--- What you are asked to do ---
Leave out the pictures and copy each record below exactly.

* * *

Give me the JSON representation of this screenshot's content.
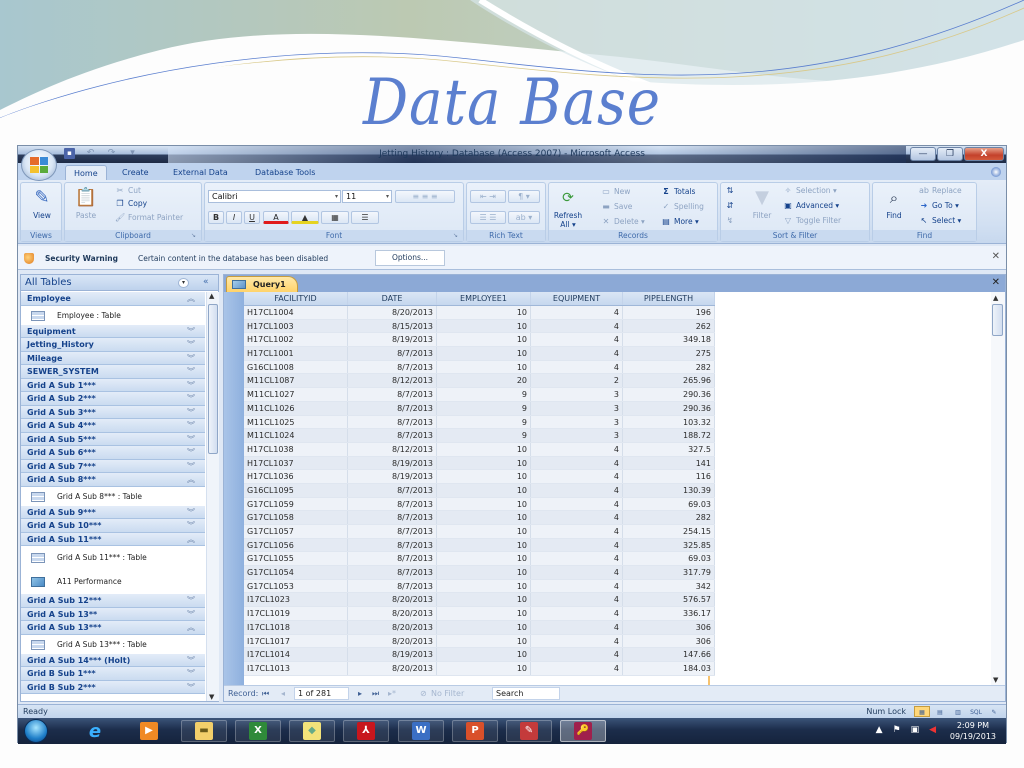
{
  "slide": {
    "title": "Data Base"
  },
  "window": {
    "title": "Jetting History : Database (Access 2007) - Microsoft Access",
    "minimize": "—",
    "maximize": "❐",
    "close": "X"
  },
  "ribbon": {
    "tabs": [
      "Home",
      "Create",
      "External Data",
      "Database Tools"
    ],
    "active_tab": "Home",
    "groups": {
      "views": {
        "label": "Views",
        "view": "View"
      },
      "clipboard": {
        "label": "Clipboard",
        "paste": "Paste",
        "cut": "Cut",
        "copy": "Copy",
        "format_painter": "Format Painter"
      },
      "font": {
        "label": "Font",
        "font_name": "Calibri",
        "font_size": "11",
        "bold": "B",
        "italic": "I",
        "underline": "U",
        "font_color": "A"
      },
      "rich_text": {
        "label": "Rich Text"
      },
      "records": {
        "label": "Records",
        "refresh": "Refresh",
        "refresh_all": "All ▾",
        "new": "New",
        "save": "Save",
        "delete": "Delete ▾",
        "totals": "Totals",
        "spelling": "Spelling",
        "more": "More ▾"
      },
      "sort_filter": {
        "label": "Sort & Filter",
        "filter": "Filter",
        "selection": "Selection ▾",
        "advanced": "Advanced ▾",
        "toggle_filter": "Toggle Filter"
      },
      "find": {
        "label": "Find",
        "find": "Find",
        "replace": "Replace",
        "go_to": "Go To ▾",
        "select": "Select ▾"
      }
    }
  },
  "security_bar": {
    "title": "Security Warning",
    "message": "Certain content in the database has been disabled",
    "options_button": "Options..."
  },
  "nav_pane": {
    "title": "All Tables",
    "items": [
      {
        "type": "group",
        "label": "Employee",
        "expanded": true
      },
      {
        "type": "object",
        "label": "Employee : Table",
        "icon": "table"
      },
      {
        "type": "group",
        "label": "Equipment",
        "expanded": false
      },
      {
        "type": "group",
        "label": "Jetting_History",
        "expanded": false
      },
      {
        "type": "group",
        "label": "Mileage",
        "expanded": false
      },
      {
        "type": "group",
        "label": "SEWER_SYSTEM",
        "expanded": false
      },
      {
        "type": "group",
        "label": "Grid A Sub 1***",
        "expanded": false
      },
      {
        "type": "group",
        "label": "Grid A Sub 2***",
        "expanded": false
      },
      {
        "type": "group",
        "label": "Grid A Sub 3***",
        "expanded": false
      },
      {
        "type": "group",
        "label": "Grid A Sub 4***",
        "expanded": false
      },
      {
        "type": "group",
        "label": "Grid A Sub 5***",
        "expanded": false
      },
      {
        "type": "group",
        "label": "Grid A Sub 6***",
        "expanded": false
      },
      {
        "type": "group",
        "label": "Grid A Sub 7***",
        "expanded": false
      },
      {
        "type": "group",
        "label": "Grid A Sub 8***",
        "expanded": true
      },
      {
        "type": "object",
        "label": "Grid A Sub 8*** : Table",
        "icon": "table"
      },
      {
        "type": "group",
        "label": "Grid A Sub 9***",
        "expanded": false
      },
      {
        "type": "group",
        "label": "Grid A Sub 10***",
        "expanded": false
      },
      {
        "type": "group",
        "label": "Grid A Sub 11***",
        "expanded": true
      },
      {
        "type": "object",
        "label": "Grid A Sub 11*** : Table",
        "icon": "table"
      },
      {
        "type": "object",
        "label": "A11 Performance",
        "icon": "query"
      },
      {
        "type": "group",
        "label": "Grid A Sub 12***",
        "expanded": false
      },
      {
        "type": "group",
        "label": "Grid A Sub 13**",
        "expanded": false
      },
      {
        "type": "group",
        "label": "Grid A Sub 13***",
        "expanded": true
      },
      {
        "type": "object",
        "label": "Grid A Sub 13*** : Table",
        "icon": "table"
      },
      {
        "type": "group",
        "label": "Grid A Sub 14*** (Holt)",
        "expanded": false
      },
      {
        "type": "group",
        "label": "Grid B Sub 1***",
        "expanded": false
      },
      {
        "type": "group",
        "label": "Grid B Sub 2***",
        "expanded": false
      }
    ]
  },
  "document": {
    "tab_label": "Query1",
    "columns": [
      "FACILITYID",
      "DATE",
      "EMPLOYEE1",
      "EQUIPMENT",
      "PIPELENGTH"
    ],
    "rows": [
      [
        "H17CL1004",
        "8/20/2013",
        "10",
        "4",
        "196"
      ],
      [
        "H17CL1003",
        "8/15/2013",
        "10",
        "4",
        "262"
      ],
      [
        "H17CL1002",
        "8/19/2013",
        "10",
        "4",
        "349.18"
      ],
      [
        "H17CL1001",
        "8/7/2013",
        "10",
        "4",
        "275"
      ],
      [
        "G16CL1008",
        "8/7/2013",
        "10",
        "4",
        "282"
      ],
      [
        "M11CL1087",
        "8/12/2013",
        "20",
        "2",
        "265.96"
      ],
      [
        "M11CL1027",
        "8/7/2013",
        "9",
        "3",
        "290.36"
      ],
      [
        "M11CL1026",
        "8/7/2013",
        "9",
        "3",
        "290.36"
      ],
      [
        "M11CL1025",
        "8/7/2013",
        "9",
        "3",
        "103.32"
      ],
      [
        "M11CL1024",
        "8/7/2013",
        "9",
        "3",
        "188.72"
      ],
      [
        "H17CL1038",
        "8/12/2013",
        "10",
        "4",
        "327.5"
      ],
      [
        "H17CL1037",
        "8/19/2013",
        "10",
        "4",
        "141"
      ],
      [
        "H17CL1036",
        "8/19/2013",
        "10",
        "4",
        "116"
      ],
      [
        "G16CL1095",
        "8/7/2013",
        "10",
        "4",
        "130.39"
      ],
      [
        "G17CL1059",
        "8/7/2013",
        "10",
        "4",
        "69.03"
      ],
      [
        "G17CL1058",
        "8/7/2013",
        "10",
        "4",
        "282"
      ],
      [
        "G17CL1057",
        "8/7/2013",
        "10",
        "4",
        "254.15"
      ],
      [
        "G17CL1056",
        "8/7/2013",
        "10",
        "4",
        "325.85"
      ],
      [
        "G17CL1055",
        "8/7/2013",
        "10",
        "4",
        "69.03"
      ],
      [
        "G17CL1054",
        "8/7/2013",
        "10",
        "4",
        "317.79"
      ],
      [
        "G17CL1053",
        "8/7/2013",
        "10",
        "4",
        "342"
      ],
      [
        "I17CL1023",
        "8/20/2013",
        "10",
        "4",
        "576.57"
      ],
      [
        "I17CL1019",
        "8/20/2013",
        "10",
        "4",
        "336.17"
      ],
      [
        "I17CL1018",
        "8/20/2013",
        "10",
        "4",
        "306"
      ],
      [
        "I17CL1017",
        "8/20/2013",
        "10",
        "4",
        "306"
      ],
      [
        "I17CL1014",
        "8/19/2013",
        "10",
        "4",
        "147.66"
      ],
      [
        "I17CL1013",
        "8/20/2013",
        "10",
        "4",
        "184.03"
      ]
    ],
    "record_nav": {
      "label": "Record:",
      "position": "1 of 281",
      "filter": "No Filter",
      "search": "Search"
    }
  },
  "status_bar": {
    "status": "Ready",
    "num_lock": "Num Lock",
    "views": [
      "datasheet",
      "pivot-table",
      "pivot-chart",
      "SQL",
      "design"
    ]
  },
  "taskbar": {
    "apps": [
      "internet-explorer",
      "media-player",
      "file-explorer",
      "excel",
      "sticky-notes",
      "adobe-reader",
      "word",
      "powerpoint",
      "paint",
      "access"
    ],
    "clock_time": "2:09 PM",
    "clock_date": "09/19/2013"
  }
}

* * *

--- Result below ---
Give me the JSON representation of this screenshot's content.
{
  "slide": {
    "title": "Data Base"
  },
  "window": {
    "title": "Jetting History : Database (Access 2007) - Microsoft Access",
    "minimize": "—",
    "maximize": "❐",
    "close": "X"
  },
  "ribbon": {
    "tabs": [
      "Home",
      "Create",
      "External Data",
      "Database Tools"
    ],
    "active_tab": "Home",
    "groups": {
      "views": {
        "label": "Views",
        "view": "View"
      },
      "clipboard": {
        "label": "Clipboard",
        "paste": "Paste",
        "cut": "Cut",
        "copy": "Copy",
        "format_painter": "Format Painter"
      },
      "font": {
        "label": "Font",
        "font_name": "Calibri",
        "font_size": "11",
        "bold": "B",
        "italic": "I",
        "underline": "U",
        "font_color": "A"
      },
      "rich_text": {
        "label": "Rich Text"
      },
      "records": {
        "label": "Records",
        "refresh": "Refresh",
        "refresh_all": "All ▾",
        "new": "New",
        "save": "Save",
        "delete": "Delete ▾",
        "totals": "Totals",
        "spelling": "Spelling",
        "more": "More ▾"
      },
      "sort_filter": {
        "label": "Sort & Filter",
        "filter": "Filter",
        "selection": "Selection ▾",
        "advanced": "Advanced ▾",
        "toggle_filter": "Toggle Filter"
      },
      "find": {
        "label": "Find",
        "find": "Find",
        "replace": "Replace",
        "go_to": "Go To ▾",
        "select": "Select ▾"
      }
    }
  },
  "security_bar": {
    "title": "Security Warning",
    "message": "Certain content in the database has been disabled",
    "options_button": "Options..."
  },
  "nav_pane": {
    "title": "All Tables",
    "items": [
      {
        "type": "group",
        "label": "Employee",
        "expanded": true
      },
      {
        "type": "object",
        "label": "Employee : Table",
        "icon": "table"
      },
      {
        "type": "group",
        "label": "Equipment",
        "expanded": false
      },
      {
        "type": "group",
        "label": "Jetting_History",
        "expanded": false
      },
      {
        "type": "group",
        "label": "Mileage",
        "expanded": false
      },
      {
        "type": "group",
        "label": "SEWER_SYSTEM",
        "expanded": false
      },
      {
        "type": "group",
        "label": "Grid A Sub 1***",
        "expanded": false
      },
      {
        "type": "group",
        "label": "Grid A Sub 2***",
        "expanded": false
      },
      {
        "type": "group",
        "label": "Grid A Sub 3***",
        "expanded": false
      },
      {
        "type": "group",
        "label": "Grid A Sub 4***",
        "expanded": false
      },
      {
        "type": "group",
        "label": "Grid A Sub 5***",
        "expanded": false
      },
      {
        "type": "group",
        "label": "Grid A Sub 6***",
        "expanded": false
      },
      {
        "type": "group",
        "label": "Grid A Sub 7***",
        "expanded": false
      },
      {
        "type": "group",
        "label": "Grid A Sub 8***",
        "expanded": true
      },
      {
        "type": "object",
        "label": "Grid A Sub 8*** : Table",
        "icon": "table"
      },
      {
        "type": "group",
        "label": "Grid A Sub 9***",
        "expanded": false
      },
      {
        "type": "group",
        "label": "Grid A Sub 10***",
        "expanded": false
      },
      {
        "type": "group",
        "label": "Grid A Sub 11***",
        "expanded": true
      },
      {
        "type": "object",
        "label": "Grid A Sub 11*** : Table",
        "icon": "table"
      },
      {
        "type": "object",
        "label": "A11 Performance",
        "icon": "query"
      },
      {
        "type": "group",
        "label": "Grid A Sub 12***",
        "expanded": false
      },
      {
        "type": "group",
        "label": "Grid A Sub 13**",
        "expanded": false
      },
      {
        "type": "group",
        "label": "Grid A Sub 13***",
        "expanded": true
      },
      {
        "type": "object",
        "label": "Grid A Sub 13*** : Table",
        "icon": "table"
      },
      {
        "type": "group",
        "label": "Grid A Sub 14*** (Holt)",
        "expanded": false
      },
      {
        "type": "group",
        "label": "Grid B Sub 1***",
        "expanded": false
      },
      {
        "type": "group",
        "label": "Grid B Sub 2***",
        "expanded": false
      }
    ]
  },
  "document": {
    "tab_label": "Query1",
    "columns": [
      "FACILITYID",
      "DATE",
      "EMPLOYEE1",
      "EQUIPMENT",
      "PIPELENGTH"
    ],
    "rows": [
      [
        "H17CL1004",
        "8/20/2013",
        "10",
        "4",
        "196"
      ],
      [
        "H17CL1003",
        "8/15/2013",
        "10",
        "4",
        "262"
      ],
      [
        "H17CL1002",
        "8/19/2013",
        "10",
        "4",
        "349.18"
      ],
      [
        "H17CL1001",
        "8/7/2013",
        "10",
        "4",
        "275"
      ],
      [
        "G16CL1008",
        "8/7/2013",
        "10",
        "4",
        "282"
      ],
      [
        "M11CL1087",
        "8/12/2013",
        "20",
        "2",
        "265.96"
      ],
      [
        "M11CL1027",
        "8/7/2013",
        "9",
        "3",
        "290.36"
      ],
      [
        "M11CL1026",
        "8/7/2013",
        "9",
        "3",
        "290.36"
      ],
      [
        "M11CL1025",
        "8/7/2013",
        "9",
        "3",
        "103.32"
      ],
      [
        "M11CL1024",
        "8/7/2013",
        "9",
        "3",
        "188.72"
      ],
      [
        "H17CL1038",
        "8/12/2013",
        "10",
        "4",
        "327.5"
      ],
      [
        "H17CL1037",
        "8/19/2013",
        "10",
        "4",
        "141"
      ],
      [
        "H17CL1036",
        "8/19/2013",
        "10",
        "4",
        "116"
      ],
      [
        "G16CL1095",
        "8/7/2013",
        "10",
        "4",
        "130.39"
      ],
      [
        "G17CL1059",
        "8/7/2013",
        "10",
        "4",
        "69.03"
      ],
      [
        "G17CL1058",
        "8/7/2013",
        "10",
        "4",
        "282"
      ],
      [
        "G17CL1057",
        "8/7/2013",
        "10",
        "4",
        "254.15"
      ],
      [
        "G17CL1056",
        "8/7/2013",
        "10",
        "4",
        "325.85"
      ],
      [
        "G17CL1055",
        "8/7/2013",
        "10",
        "4",
        "69.03"
      ],
      [
        "G17CL1054",
        "8/7/2013",
        "10",
        "4",
        "317.79"
      ],
      [
        "G17CL1053",
        "8/7/2013",
        "10",
        "4",
        "342"
      ],
      [
        "I17CL1023",
        "8/20/2013",
        "10",
        "4",
        "576.57"
      ],
      [
        "I17CL1019",
        "8/20/2013",
        "10",
        "4",
        "336.17"
      ],
      [
        "I17CL1018",
        "8/20/2013",
        "10",
        "4",
        "306"
      ],
      [
        "I17CL1017",
        "8/20/2013",
        "10",
        "4",
        "306"
      ],
      [
        "I17CL1014",
        "8/19/2013",
        "10",
        "4",
        "147.66"
      ],
      [
        "I17CL1013",
        "8/20/2013",
        "10",
        "4",
        "184.03"
      ]
    ],
    "record_nav": {
      "label": "Record:",
      "position": "1 of 281",
      "filter": "No Filter",
      "search": "Search"
    }
  },
  "status_bar": {
    "status": "Ready",
    "num_lock": "Num Lock",
    "views": [
      "datasheet",
      "pivot-table",
      "pivot-chart",
      "SQL",
      "design"
    ]
  },
  "taskbar": {
    "apps": [
      "internet-explorer",
      "media-player",
      "file-explorer",
      "excel",
      "sticky-notes",
      "adobe-reader",
      "word",
      "powerpoint",
      "paint",
      "access"
    ],
    "clock_time": "2:09 PM",
    "clock_date": "09/19/2013"
  }
}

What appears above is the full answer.